• **EXERCISE OBJECTIVE**
For the string "Lives", report how many lines in the records below contain it, and nothing more.

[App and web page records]
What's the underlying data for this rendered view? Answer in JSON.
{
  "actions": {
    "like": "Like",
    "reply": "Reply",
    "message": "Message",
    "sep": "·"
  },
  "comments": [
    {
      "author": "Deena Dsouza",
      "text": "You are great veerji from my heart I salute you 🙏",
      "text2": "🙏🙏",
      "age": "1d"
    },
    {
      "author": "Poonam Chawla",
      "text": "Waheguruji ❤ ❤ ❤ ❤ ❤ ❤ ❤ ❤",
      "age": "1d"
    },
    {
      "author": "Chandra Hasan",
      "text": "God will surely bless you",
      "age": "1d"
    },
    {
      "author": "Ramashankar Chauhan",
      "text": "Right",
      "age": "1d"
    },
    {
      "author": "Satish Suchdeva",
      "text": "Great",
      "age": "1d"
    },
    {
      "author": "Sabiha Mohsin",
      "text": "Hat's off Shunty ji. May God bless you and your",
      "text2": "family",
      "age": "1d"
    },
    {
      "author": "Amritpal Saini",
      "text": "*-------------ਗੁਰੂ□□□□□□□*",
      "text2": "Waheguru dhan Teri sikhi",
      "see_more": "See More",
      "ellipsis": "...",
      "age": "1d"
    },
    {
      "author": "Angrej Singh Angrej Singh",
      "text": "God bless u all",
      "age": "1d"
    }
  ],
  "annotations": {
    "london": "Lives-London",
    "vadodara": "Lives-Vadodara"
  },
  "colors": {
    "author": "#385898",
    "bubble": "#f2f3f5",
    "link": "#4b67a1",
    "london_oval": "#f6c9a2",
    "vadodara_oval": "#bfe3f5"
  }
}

• **SOLUTION BELOW**
2